## What the exercise asks:
Could you print all the entries below exactly as they appear, omitting the pictures?

Records shown: Begin

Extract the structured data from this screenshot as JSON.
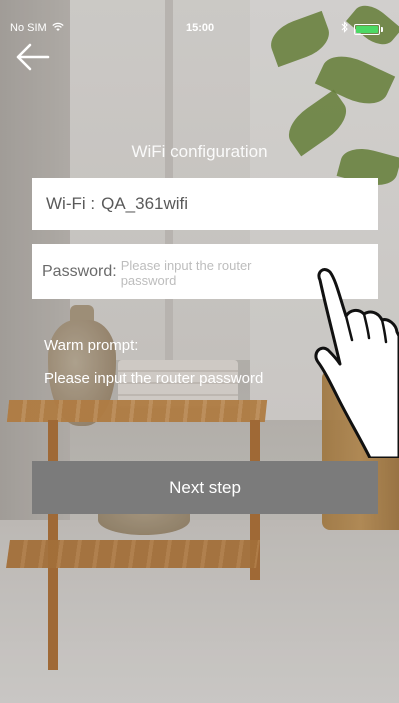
{
  "status_bar": {
    "carrier": "No SIM",
    "time": "15:00",
    "wifi_icon": "wifi-icon",
    "bluetooth_icon": "bluetooth-icon",
    "battery_icon": "battery-icon",
    "battery_color": "#4cd964"
  },
  "navigation": {
    "back_icon": "back-arrow-icon"
  },
  "page": {
    "title": "WiFi configuration"
  },
  "form": {
    "wifi_label": "Wi-Fi :",
    "wifi_ssid": "QA_361wifi",
    "password_label": "Password:",
    "password_value": "",
    "password_placeholder": "Please input the router password"
  },
  "prompt": {
    "title": "Warm prompt:",
    "text": "Please input the router password"
  },
  "actions": {
    "next_label": "Next step",
    "next_color": "#7b7b7b"
  },
  "overlay": {
    "hand_icon": "pointing-hand-icon"
  }
}
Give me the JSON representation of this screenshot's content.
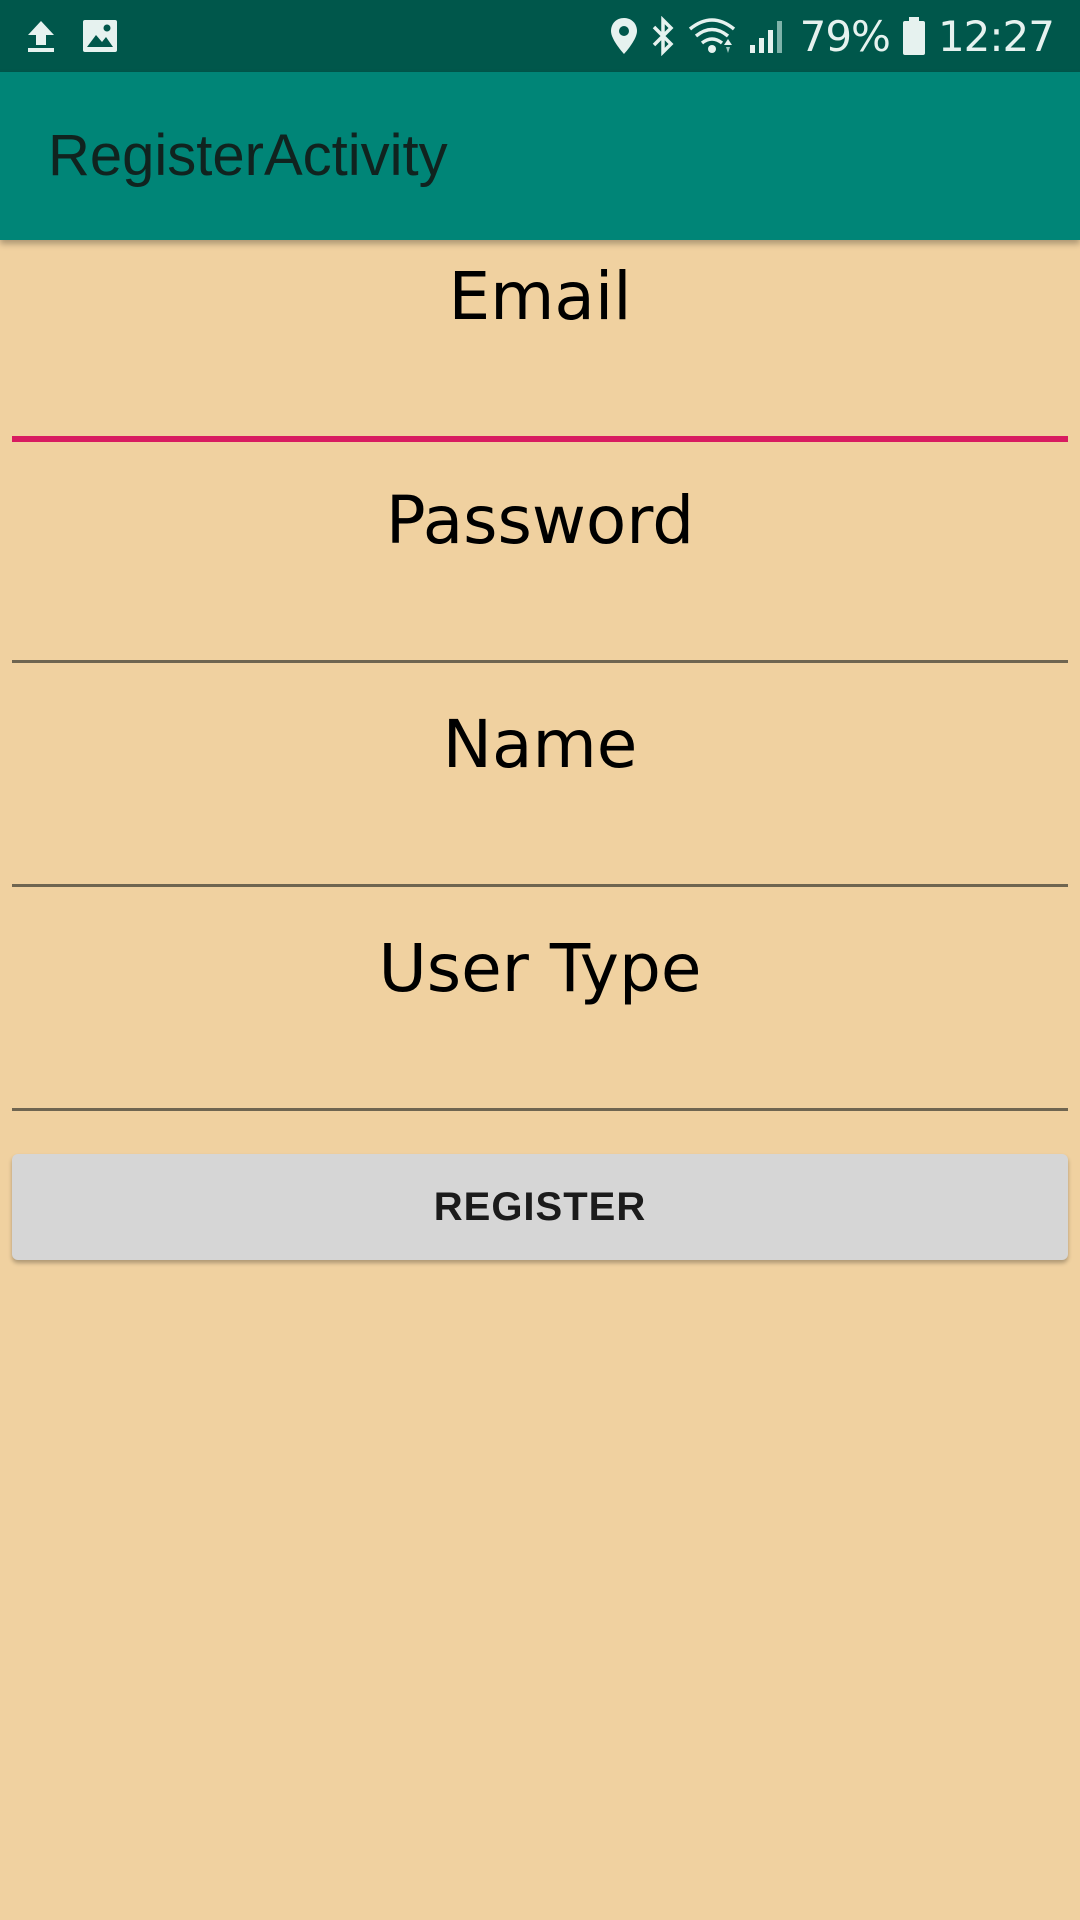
{
  "status_bar": {
    "left_icons": [
      "upload-icon",
      "image-icon"
    ],
    "right_icons": [
      "location-icon",
      "bluetooth-icon",
      "wifi-icon",
      "signal-icon"
    ],
    "battery_percent": "79%",
    "battery_icon": "battery-icon",
    "time": "12:27"
  },
  "app_bar": {
    "title": "RegisterActivity"
  },
  "form": {
    "fields": [
      {
        "label": "Email",
        "focused": true
      },
      {
        "label": "Password",
        "focused": false
      },
      {
        "label": "Name",
        "focused": false
      },
      {
        "label": "User Type",
        "focused": false
      }
    ]
  },
  "register_button": {
    "label": "REGISTER"
  },
  "colors": {
    "status_bar": "#00574B",
    "app_bar": "#008577",
    "background": "#F0D1A0",
    "focus_accent": "#D81B60",
    "button": "#D6D6D6"
  }
}
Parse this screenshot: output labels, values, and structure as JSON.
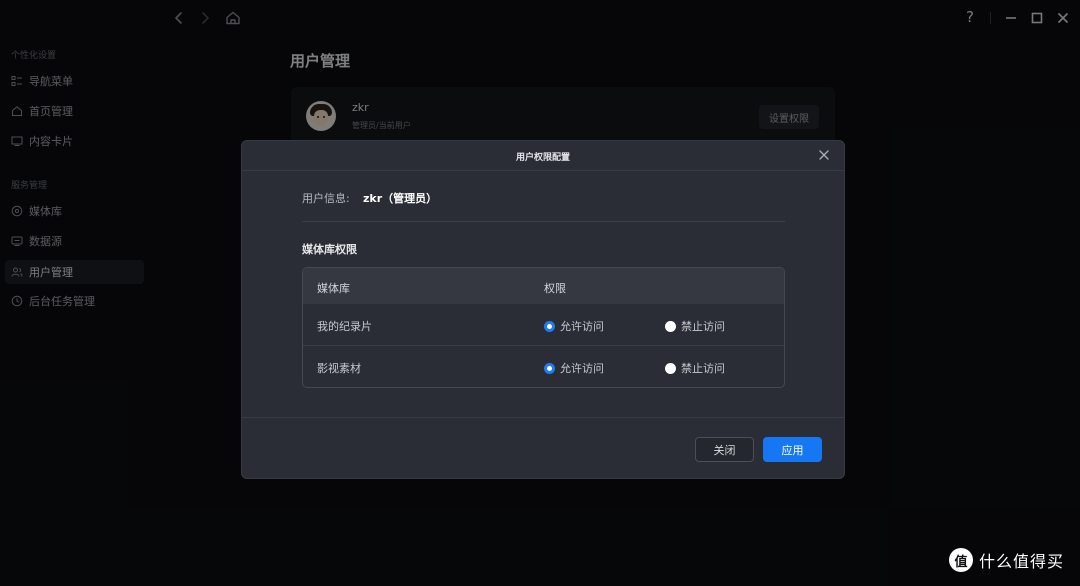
{
  "titlebar": {
    "help_label": "?"
  },
  "sidebar": {
    "sections": [
      {
        "title": "个性化设置",
        "items": [
          {
            "label": "导航菜单",
            "icon": "list-icon"
          },
          {
            "label": "首页管理",
            "icon": "home-icon"
          },
          {
            "label": "内容卡片",
            "icon": "monitor-icon"
          }
        ]
      },
      {
        "title": "服务管理",
        "items": [
          {
            "label": "媒体库",
            "icon": "media-icon"
          },
          {
            "label": "数据源",
            "icon": "datasource-icon"
          },
          {
            "label": "用户管理",
            "icon": "users-icon",
            "active": true
          },
          {
            "label": "后台任务管理",
            "icon": "clock-icon"
          }
        ]
      }
    ]
  },
  "main": {
    "page_title": "用户管理",
    "user_card": {
      "name": "zkr",
      "subtitle": "管理员/当前用户",
      "button_label": "设置权限"
    }
  },
  "modal": {
    "title": "用户权限配置",
    "user_info_label": "用户信息:",
    "user_info_value": "zkr（管理员）",
    "section_title": "媒体库权限",
    "table": {
      "headers": [
        "媒体库",
        "权限"
      ],
      "rows": [
        {
          "library": "我的纪录片",
          "allow_label": "允许访问",
          "deny_label": "禁止访问",
          "allowed": true
        },
        {
          "library": "影视素材",
          "allow_label": "允许访问",
          "deny_label": "禁止访问",
          "allowed": true
        }
      ]
    },
    "close_label": "关闭",
    "apply_label": "应用"
  },
  "watermark": {
    "logo": "值",
    "text": "什么值得买"
  },
  "colors": {
    "accent": "#1677f5",
    "background": "#0b0c0f",
    "modal": "#2a2d35"
  }
}
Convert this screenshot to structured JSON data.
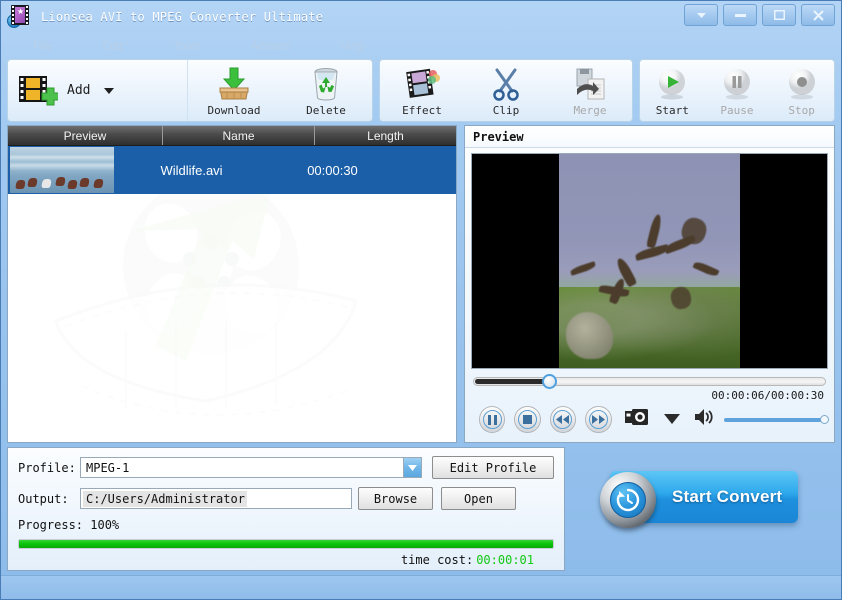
{
  "window": {
    "title": "Lionsea AVI to MPEG Converter Ultimate",
    "app_icon": "filmstrip-icon",
    "buttons": [
      {
        "name": "dropdown",
        "glyph": "▼"
      },
      {
        "name": "minimize",
        "glyph": "–"
      },
      {
        "name": "maximize",
        "glyph": "❐"
      },
      {
        "name": "close",
        "glyph": "✕"
      }
    ]
  },
  "menubar": {
    "items": [
      {
        "label": "File"
      },
      {
        "label": "Edit"
      },
      {
        "label": "Tools"
      },
      {
        "label": "Actions"
      },
      {
        "label": "Help"
      }
    ]
  },
  "toolbar": {
    "add_label": "Add",
    "add_icon": "add-media-icon",
    "add_caret": "▼",
    "items": [
      {
        "label": "Download",
        "icon": "download-box-icon",
        "enabled": true
      },
      {
        "label": "Delete",
        "icon": "recycle-bin-icon",
        "enabled": true
      },
      {
        "label": "Effect",
        "icon": "effect-filmstrip-icon",
        "enabled": true
      },
      {
        "label": "Clip",
        "icon": "scissors-icon",
        "enabled": true
      },
      {
        "label": "Merge",
        "icon": "merge-document-icon",
        "enabled": false
      },
      {
        "label": "Start",
        "icon": "play-circle-icon",
        "enabled": true
      },
      {
        "label": "Pause",
        "icon": "pause-circle-icon",
        "enabled": false
      },
      {
        "label": "Stop",
        "icon": "stop-circle-icon",
        "enabled": false
      }
    ]
  },
  "filelist": {
    "columns": [
      "Preview",
      "Name",
      "Length"
    ],
    "rows": [
      {
        "name": "Wildlife.avi",
        "length": "00:00:30",
        "selected": true
      }
    ],
    "watermark": "film-reel-watermark"
  },
  "preview": {
    "title": "Preview",
    "time_display": "00:00:06/00:00:30",
    "current_time": "00:00:06",
    "total_time": "00:00:30",
    "seek_percent": 20,
    "volume_percent": 100,
    "controls": [
      {
        "name": "pause-button",
        "icon": "pause-icon"
      },
      {
        "name": "stop-button",
        "icon": "stop-icon"
      },
      {
        "name": "rewind-button",
        "icon": "rewind-icon"
      },
      {
        "name": "forward-button",
        "icon": "fast-forward-icon"
      },
      {
        "name": "snapshot-button",
        "icon": "camera-icon"
      },
      {
        "name": "snapshot-menu-button",
        "icon": "chevron-down-icon"
      },
      {
        "name": "volume-button",
        "icon": "speaker-icon"
      }
    ]
  },
  "settings": {
    "profile_label": "Profile:",
    "profile_value": "MPEG-1",
    "edit_profile_label": "Edit Profile",
    "output_label": "Output:",
    "output_value": "C:/Users/Administrator",
    "browse_label": "Browse",
    "open_label": "Open",
    "progress_label": "Progress: 100%",
    "progress_percent": 100,
    "timecost_label": "time cost:",
    "timecost_value": "00:00:01"
  },
  "convert": {
    "label": "Start Convert",
    "icon": "clock-convert-icon"
  },
  "colors": {
    "title_bar": "#9cc6f0",
    "accent_blue": "#1e90dd",
    "selection_blue": "#1a5fa8",
    "progress_green": "#0bc40b",
    "timecost_green": "#12c912",
    "list_header_dark": "#4a4a4a"
  }
}
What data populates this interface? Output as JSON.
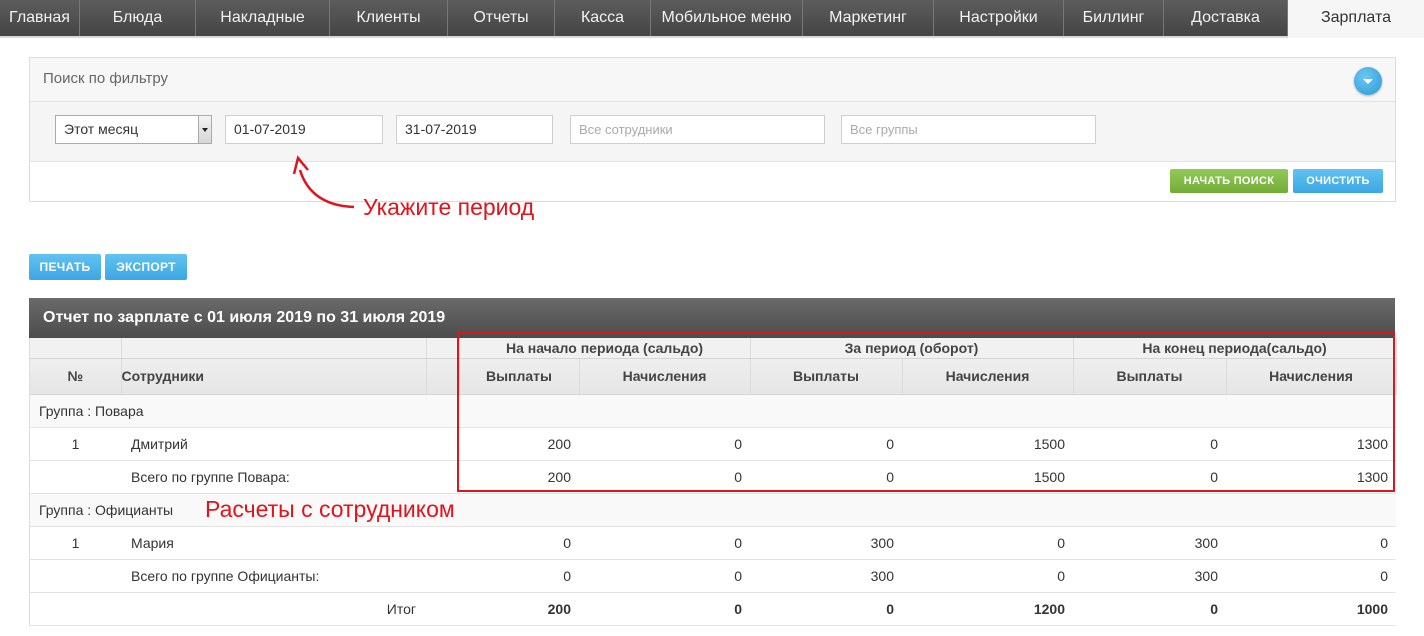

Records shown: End

## Written solution:
Extract the structured data from this screenshot as JSON.
{
  "status_bar": {
    "carrier": "No SIM",
    "time": "15:00",
    "wifi_icon": "wifi-icon",
    "bluetooth_icon": "bluetooth-icon",
    "battery_icon": "battery-icon",
    "battery_color": "#4cd964"
  },
  "navigation": {
    "back_icon": "back-arrow-icon"
  },
  "page": {
    "title": "WiFi configuration"
  },
  "form": {
    "wifi_label": "Wi-Fi :",
    "wifi_ssid": "QA_361wifi",
    "password_label": "Password:",
    "password_value": "",
    "password_placeholder": "Please input the router password"
  },
  "prompt": {
    "title": "Warm prompt:",
    "text": "Please input the router password"
  },
  "actions": {
    "next_label": "Next step",
    "next_color": "#7b7b7b"
  },
  "overlay": {
    "hand_icon": "pointing-hand-icon"
  }
}
Give me the JSON representation of this screenshot's content.
{
  "status_bar": {
    "left_icons": [
      "upload-icon",
      "image-icon"
    ],
    "right_icons": [
      "location-icon",
      "bluetooth-icon",
      "wifi-icon",
      "signal-icon"
    ],
    "battery_percent": "79%",
    "battery_icon": "battery-icon",
    "time": "12:27"
  },
  "app_bar": {
    "title": "RegisterActivity"
  },
  "form": {
    "fields": [
      {
        "label": "Email",
        "focused": true
      },
      {
        "label": "Password",
        "focused": false
      },
      {
        "label": "Name",
        "focused": false
      },
      {
        "label": "User Type",
        "focused": false
      }
    ]
  },
  "register_button": {
    "label": "REGISTER"
  },
  "colors": {
    "status_bar": "#00574B",
    "app_bar": "#008577",
    "background": "#F0D1A0",
    "focus_accent": "#D81B60",
    "button": "#D6D6D6"
  }
}
Parse this screenshot: output labels, values, and structure as JSON.
{
  "titlebar": {
    "help_label": "?"
  },
  "sidebar": {
    "sections": [
      {
        "title": "个性化设置",
        "items": [
          {
            "label": "导航菜单",
            "icon": "list-icon"
          },
          {
            "label": "首页管理",
            "icon": "home-icon"
          },
          {
            "label": "内容卡片",
            "icon": "monitor-icon"
          }
        ]
      },
      {
        "title": "服务管理",
        "items": [
          {
            "label": "媒体库",
            "icon": "media-icon"
          },
          {
            "label": "数据源",
            "icon": "datasource-icon"
          },
          {
            "label": "用户管理",
            "icon": "users-icon",
            "active": true
          },
          {
            "label": "后台任务管理",
            "icon": "clock-icon"
          }
        ]
      }
    ]
  },
  "main": {
    "page_title": "用户管理",
    "user_card": {
      "name": "zkr",
      "subtitle": "管理员/当前用户",
      "button_label": "设置权限"
    }
  },
  "modal": {
    "title": "用户权限配置",
    "user_info_label": "用户信息:",
    "user_info_value": "zkr（管理员）",
    "section_title": "媒体库权限",
    "table": {
      "headers": [
        "媒体库",
        "权限"
      ],
      "rows": [
        {
          "library": "我的纪录片",
          "allow_label": "允许访问",
          "deny_label": "禁止访问",
          "allowed": true
        },
        {
          "library": "影视素材",
          "allow_label": "允许访问",
          "deny_label": "禁止访问",
          "allowed": true
        }
      ]
    },
    "close_label": "关闭",
    "apply_label": "应用"
  },
  "watermark": {
    "logo": "值",
    "text": "什么值得买"
  },
  "colors": {
    "accent": "#1677f5",
    "background": "#0b0c0f",
    "modal": "#2a2d35"
  }
}
Convert this screenshot to structured JSON data.
{
  "window": {
    "title": "Lionsea AVI to MPEG Converter Ultimate",
    "app_icon": "filmstrip-icon",
    "buttons": [
      {
        "name": "dropdown",
        "glyph": "▼"
      },
      {
        "name": "minimize",
        "glyph": "–"
      },
      {
        "name": "maximize",
        "glyph": "❐"
      },
      {
        "name": "close",
        "glyph": "✕"
      }
    ]
  },
  "menubar": {
    "items": [
      {
        "label": "File"
      },
      {
        "label": "Edit"
      },
      {
        "label": "Tools"
      },
      {
        "label": "Actions"
      },
      {
        "label": "Help"
      }
    ]
  },
  "toolbar": {
    "add_label": "Add",
    "add_icon": "add-media-icon",
    "add_caret": "▼",
    "items": [
      {
        "label": "Download",
        "icon": "download-box-icon",
        "enabled": true
      },
      {
        "label": "Delete",
        "icon": "recycle-bin-icon",
        "enabled": true
      },
      {
        "label": "Effect",
        "icon": "effect-filmstrip-icon",
        "enabled": true
      },
      {
        "label": "Clip",
        "icon": "scissors-icon",
        "enabled": true
      },
      {
        "label": "Merge",
        "icon": "merge-document-icon",
        "enabled": false
      },
      {
        "label": "Start",
        "icon": "play-circle-icon",
        "enabled": true
      },
      {
        "label": "Pause",
        "icon": "pause-circle-icon",
        "enabled": false
      },
      {
        "label": "Stop",
        "icon": "stop-circle-icon",
        "enabled": false
      }
    ]
  },
  "filelist": {
    "columns": [
      "Preview",
      "Name",
      "Length"
    ],
    "rows": [
      {
        "name": "Wildlife.avi",
        "length": "00:00:30",
        "selected": true
      }
    ],
    "watermark": "film-reel-watermark"
  },
  "preview": {
    "title": "Preview",
    "time_display": "00:00:06/00:00:30",
    "current_time": "00:00:06",
    "total_time": "00:00:30",
    "seek_percent": 20,
    "volume_percent": 100,
    "controls": [
      {
        "name": "pause-button",
        "icon": "pause-icon"
      },
      {
        "name": "stop-button",
        "icon": "stop-icon"
      },
      {
        "name": "rewind-button",
        "icon": "rewind-icon"
      },
      {
        "name": "forward-button",
        "icon": "fast-forward-icon"
      },
      {
        "name": "snapshot-button",
        "icon": "camera-icon"
      },
      {
        "name": "snapshot-menu-button",
        "icon": "chevron-down-icon"
      },
      {
        "name": "volume-button",
        "icon": "speaker-icon"
      }
    ]
  },
  "settings": {
    "profile_label": "Profile:",
    "profile_value": "MPEG-1",
    "edit_profile_label": "Edit Profile",
    "output_label": "Output:",
    "output_value": "C:/Users/Administrator",
    "browse_label": "Browse",
    "open_label": "Open",
    "progress_label": "Progress: 100%",
    "progress_percent": 100,
    "timecost_label": "time cost:",
    "timecost_value": "00:00:01"
  },
  "convert": {
    "label": "Start Convert",
    "icon": "clock-convert-icon"
  },
  "colors": {
    "title_bar": "#9cc6f0",
    "accent_blue": "#1e90dd",
    "selection_blue": "#1a5fa8",
    "progress_green": "#0bc40b",
    "timecost_green": "#12c912",
    "list_header_dark": "#4a4a4a"
  }
}
What data populates this interface? Output as JSON.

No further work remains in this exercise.